The research, by Jessica Ho, a University of Pennsylvania doctoral candidate in demography and sociology, found that excess mortality among Americans younger than 50 accounted for two-thirds of the gap in life expectancy at birth between American males and their counterparts and two-fifths between females and their counterparts in the comparison countries.
The study, “Mortality Under Age 50 Accounts for Much of the Fact That U.S. Life Expectancy Lags That of Other High-Income Countries,” is published in the March issue of Health Affairs.
Ho used cross-national mortality data from 2006-2008 to identify the key age groups and causes of death responsible for the U.S. life-expectancy shortfall.
Most of the excess mortality of those younger than 50 was caused by noncommunicable diseases, including perinatal conditions, such as pregnancy complications and birth trauma, and homicide and unintentional injuries including drug overdose, a fact that she said constitutes a striking finding of the study.
“These deaths have flown under the radar until recently,” Ho said. “This study shows that they are an important factor in our life expectancy shortfall relative to other countries.”
She said that the majority of the drug overdose deaths stemmed from prescription drug use.
Ho said her study underscores the importance of focusing on policies to prevent the major causes of deaths below age 50 and to reduce the social inequalities that lead to them.
She is a recipient of the National Science Foundation Graduate Research Fellowship and has consulted for the National Academy of Sciences Panel on Understanding International Health Differences in High-Income Countries.
Jacquie Posey | EurekAlert!
New measure for the wellbeing of populations could replace Human Development Index
07.11.2018 | International Institute for Applied Systems Analysis (IIASA)
Because not only arguments count
30.10.2018 | Max-Planck-Institut für Mathematik in den Naturwissenschaften (MPIMIS)
Biochips have been developed at TU Wien (Vienna), on which tissue can be produced and examined. This allows supplying the tissue with different substances in a very controlled way.
Cultivating human cells in the Petri dish is not a big challenge today.
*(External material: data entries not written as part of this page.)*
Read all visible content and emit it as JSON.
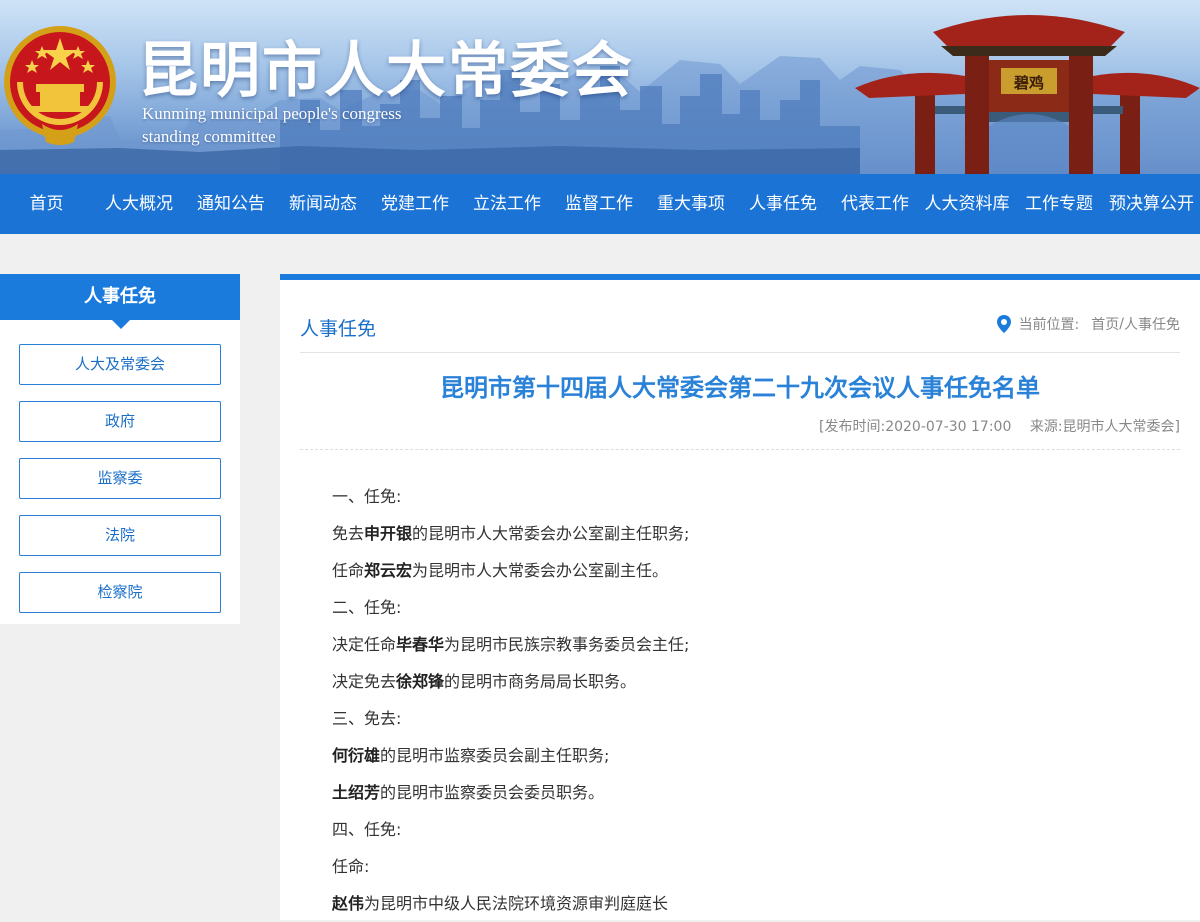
{
  "header": {
    "title": "昆明市人大常委会",
    "subtitle_line1": "Kunming municipal people's congress",
    "subtitle_line2": "standing committee",
    "archway_plaque": "碧鸡"
  },
  "nav": {
    "items": [
      "首页",
      "人大概况",
      "通知公告",
      "新闻动态",
      "党建工作",
      "立法工作",
      "监督工作",
      "重大事项",
      "人事任免",
      "代表工作",
      "人大资料库",
      "工作专题",
      "预决算公开"
    ]
  },
  "sidebar": {
    "title": "人事任免",
    "items": [
      "人大及常委会",
      "政府",
      "监察委",
      "法院",
      "检察院"
    ]
  },
  "content": {
    "section_title": "人事任免",
    "breadcrumb_label": "当前位置:",
    "breadcrumb_home": "首页",
    "breadcrumb_sep": "/",
    "breadcrumb_current": "人事任免",
    "article_title": "昆明市第十四届人大常委会第二十九次会议人事任免名单",
    "meta": "[发布时间:2020-07-30 17:00　 来源:昆明市人大常委会]",
    "paragraphs": [
      {
        "pre": "一、任免:",
        "name": "",
        "post": ""
      },
      {
        "pre": "免去",
        "name": "申开银",
        "post": "的昆明市人大常委会办公室副主任职务;"
      },
      {
        "pre": "任命",
        "name": "郑云宏",
        "post": "为昆明市人大常委会办公室副主任。"
      },
      {
        "pre": "二、任免:",
        "name": "",
        "post": ""
      },
      {
        "pre": "决定任命",
        "name": "毕春华",
        "post": "为昆明市民族宗教事务委员会主任;"
      },
      {
        "pre": "决定免去",
        "name": "徐郑锋",
        "post": "的昆明市商务局局长职务。"
      },
      {
        "pre": "三、免去:",
        "name": "",
        "post": ""
      },
      {
        "pre": "",
        "name": "何衍雄",
        "post": "的昆明市监察委员会副主任职务;"
      },
      {
        "pre": "",
        "name": "土绍芳",
        "post": "的昆明市监察委员会委员职务。"
      },
      {
        "pre": "四、任免:",
        "name": "",
        "post": ""
      },
      {
        "pre": "任命:",
        "name": "",
        "post": ""
      },
      {
        "pre": "",
        "name": "赵伟",
        "post": "为昆明市中级人民法院环境资源审判庭庭长"
      }
    ]
  },
  "colors": {
    "nav_blue": "#1a73d5",
    "accent_blue": "#1a7bdc",
    "title_blue": "#2a82d8",
    "page_bg": "#f0f0f0"
  },
  "icons": {
    "emblem": "national-emblem",
    "location": "location-pin-icon"
  }
}
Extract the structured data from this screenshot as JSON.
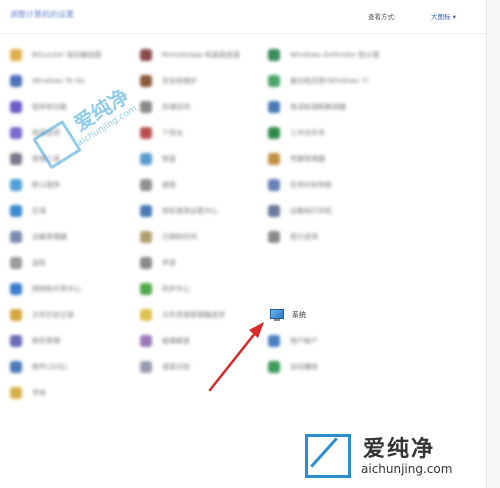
{
  "header": {
    "title": "调整计算机的设置",
    "view_by_label": "查看方式:",
    "view_by_value": "大图标"
  },
  "items": [
    {
      "label": "BitLocker 驱动器加密",
      "icon_color": "#e0b04a"
    },
    {
      "label": "RemoteApp 和桌面连接",
      "icon_color": "#8a4a4a"
    },
    {
      "label": "Windows Defender 防火墙",
      "icon_color": "#3a8a5a"
    },
    {
      "label": "Windows To Go",
      "icon_color": "#4b6fb8"
    },
    {
      "label": "安全和维护",
      "icon_color": "#8a5a3a"
    },
    {
      "label": "备份和还原(Windows 7)",
      "icon_color": "#4aa46a"
    },
    {
      "label": "程序和功能",
      "icon_color": "#6a5ac8"
    },
    {
      "label": "存储空间",
      "icon_color": "#8a8a8a"
    },
    {
      "label": "电话和调制解调器",
      "icon_color": "#4a7ab8"
    },
    {
      "label": "电源选项",
      "icon_color": "#7a6ad0"
    },
    {
      "label": "个性化",
      "icon_color": "#b85050"
    },
    {
      "label": "工作文件夹",
      "icon_color": "#2f8a4a"
    },
    {
      "label": "管理工具",
      "icon_color": "#7a7a8a"
    },
    {
      "label": "恢复",
      "icon_color": "#5a9ad0"
    },
    {
      "label": "键盘",
      "icon_color": "#909090"
    },
    {
      "label": "默认程序",
      "icon_color": "#4fa0d8"
    },
    {
      "label": "凭据管理器",
      "icon_color": "#c09040"
    },
    {
      "label": "轻松使用设置中心",
      "icon_color": "#4a7ab8"
    },
    {
      "label": "区域",
      "icon_color": "#3a8ad0"
    },
    {
      "label": "任务栏和导航",
      "icon_color": "#6a80b8"
    },
    {
      "label": "日期和时间",
      "icon_color": "#b0a070"
    },
    {
      "label": "设备管理器",
      "icon_color": "#7a8ab0"
    },
    {
      "label": "设备和打印机",
      "icon_color": "#6a7a9a"
    },
    {
      "label": "声音",
      "icon_color": "#8a8a8a"
    },
    {
      "label": "鼠标",
      "icon_color": "#9a9a9a"
    },
    {
      "label": "索引选项",
      "icon_color": "#8a8a8a"
    },
    {
      "label": "同步中心",
      "icon_color": "#4fa84a"
    },
    {
      "label": "网络和共享中心",
      "icon_color": "#3a7ad0"
    },
    {
      "label": "文件历史记录",
      "icon_color": "#d4a63a"
    },
    {
      "label": "文件资源管理器选项",
      "icon_color": "#e0c050"
    },
    {
      "label": "系统",
      "icon_color": "#2a78c8"
    },
    {
      "label": "颜色管理",
      "icon_color": "#6a6ab8"
    },
    {
      "label": "疑难解答",
      "icon_color": "#9a7ab8"
    },
    {
      "label": "用户帐户",
      "icon_color": "#4a80c0"
    },
    {
      "label": "邮件(32位)",
      "icon_color": "#4a7ab8"
    },
    {
      "label": "语音识别",
      "icon_color": "#9a9ab0"
    },
    {
      "label": "自动播放",
      "icon_color": "#3a9a5a"
    },
    {
      "label": "字体",
      "icon_color": "#d8b048"
    }
  ],
  "watermark": {
    "brand_cn": "爱纯净",
    "brand_url": "aichunjing.com"
  },
  "colors": {
    "arrow": "#d42a2a"
  }
}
Producing artificial tissue, however, permeated by fine blood vessels, is a much more...
Faster and secure data communication: This is the goal of a new joint project involving physicists from the University of Würzburg. The German Federal Ministry of Education and Research funds the project with 14.8 million euro.
In our digital world data security and secure communication are becoming more and more important. Quantum communication is a promising approach to achieve...
On Saturday, 10 November 2018, the research icebreaker Polarstern will leave its homeport of Bremerhaven, bound for Cape Town, South Africa.
When choosing materials to make something, trade-offs need to be made between a host of properties, such as thickness, stiffness and weight. Depending on the application in question, finding just the right balance is the difference between success and failure
Now, a team of Penn Engineers has demonstrated a new material they call "nanocardboard," an ultrathin equivalent of corrugated paper cardboard. A square...
Physicists at ETH Zurich demonstrate how errors that occur during the manipulation of quantum system can be monitored and corrected on the fly
The field of quantum computation has seen tremendous progress in recent years. Bit by bit, quantum devices start to challenge conventional computers, at least...
09.11.2018 | Event News
06.11.2018 | Event News
23.10.2018 | Event News
13.11.2018 | Life Sciences
13.11.2018 | Life Sciences
13.11.2018 | Awards Funding